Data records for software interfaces

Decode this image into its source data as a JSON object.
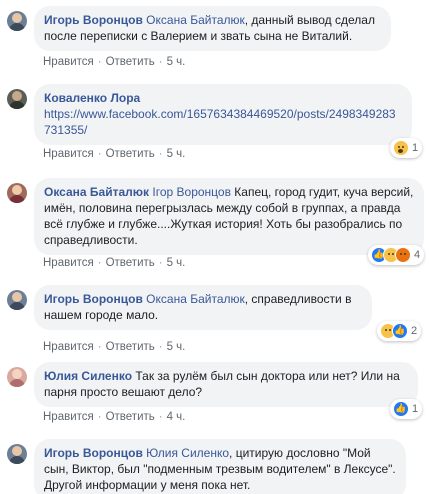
{
  "comments": [
    {
      "author": "Игорь Воронцов",
      "mention": "Оксана Байталюк",
      "text": ", данный вывод сделал после переписки с Валерием и звать сына не Виталий.",
      "like": "Нравится",
      "reply": "Ответить",
      "time": "5 ч."
    },
    {
      "author": "Коваленко Лора",
      "link": "https://www.facebook.com/1657634384469520/posts/2498349283731355/",
      "like": "Нравится",
      "reply": "Ответить",
      "time": "5 ч.",
      "reaction_count": "1"
    },
    {
      "author": "Оксана Байталюк",
      "mention": "Ігор Воронцов",
      "text": " Капец, город гудит, куча версий, имён, половина перегрызлась между собой в группах, а правда всё глубже и глубже....Жуткая история! Хоть бы разобрались по справедливости.",
      "like": "Нравится",
      "reply": "Ответить",
      "time": "5 ч.",
      "reaction_count": "4"
    },
    {
      "author": "Игорь Воронцов",
      "mention": "Оксана Байталюк",
      "text": ", справедливости в нашем городе мало.",
      "like": "Нравится",
      "reply": "Ответить",
      "time": "5 ч.",
      "reaction_count": "2"
    },
    {
      "author": "Юлия Силенко",
      "text": " Так за рулём был сын доктора или нет? Или на парня просто вешают дело?",
      "like": "Нравится",
      "reply": "Ответить",
      "time": "4 ч.",
      "reaction_count": "1"
    },
    {
      "author": "Игорь Воронцов",
      "mention": "Юлия Силенко",
      "text": ", цитирую дословно \"Мой сын, Виктор, был \"подменным трезвым водителем\" в Лексусе\". Другой информации у меня пока нет."
    }
  ],
  "colors": {
    "link": "#385898",
    "bubble": "#f2f3f5",
    "meta": "#606770",
    "like_blue": "#2078f4"
  }
}
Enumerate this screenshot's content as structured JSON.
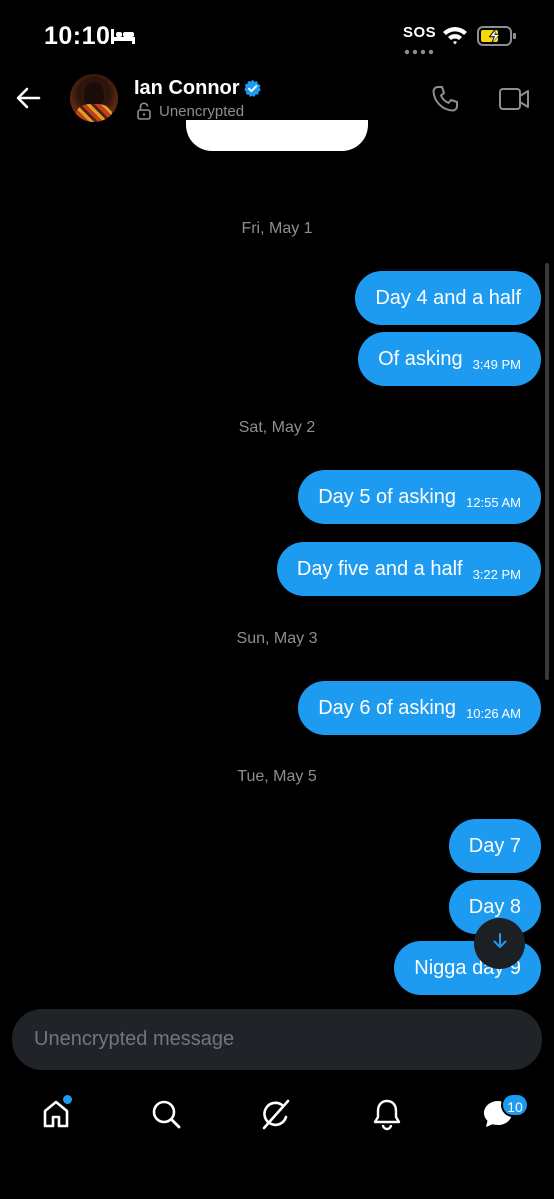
{
  "status_bar": {
    "time": "10:10",
    "sos": "SOS",
    "icons": [
      "bed-icon",
      "wifi-icon",
      "battery-charging-icon"
    ]
  },
  "header": {
    "contact_name": "Ian Connor",
    "encryption_status": "Unencrypted",
    "icons": [
      "back-arrow-icon",
      "verified-badge-icon",
      "unlock-icon",
      "phone-icon",
      "video-icon"
    ]
  },
  "conversation": {
    "groups": [
      {
        "date": "Fri, May 1",
        "messages": [
          {
            "text": "Day 4 and a half",
            "time": ""
          },
          {
            "text": "Of asking",
            "time": "3:49 PM"
          }
        ]
      },
      {
        "date": "Sat, May 2",
        "messages": [
          {
            "text": "Day 5 of asking",
            "time": "12:55 AM"
          },
          {
            "text": "Day five and a half",
            "time": "3:22 PM"
          }
        ]
      },
      {
        "date": "Sun, May 3",
        "messages": [
          {
            "text": "Day 6 of asking",
            "time": "10:26 AM"
          }
        ]
      },
      {
        "date": "Tue, May 5",
        "messages": [
          {
            "text": "Day 7",
            "time": ""
          },
          {
            "text": "Day 8",
            "time": ""
          },
          {
            "text": "Nigga day 9",
            "time": ""
          }
        ]
      }
    ]
  },
  "composer": {
    "placeholder": "Unencrypted message"
  },
  "bottom_nav": {
    "items": [
      "home-icon",
      "search-icon",
      "grok-icon",
      "notifications-icon",
      "messages-icon"
    ],
    "messages_badge": "10"
  },
  "colors": {
    "accent": "#1d9bf0",
    "background": "#000000",
    "muted_text": "#8b8f94",
    "composer_bg": "#202327"
  }
}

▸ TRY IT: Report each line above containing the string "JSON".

▸ RESPONSE BELOW:
Decode this image into its source data as a JSON object.
Enumerate this screenshot's content as structured JSON.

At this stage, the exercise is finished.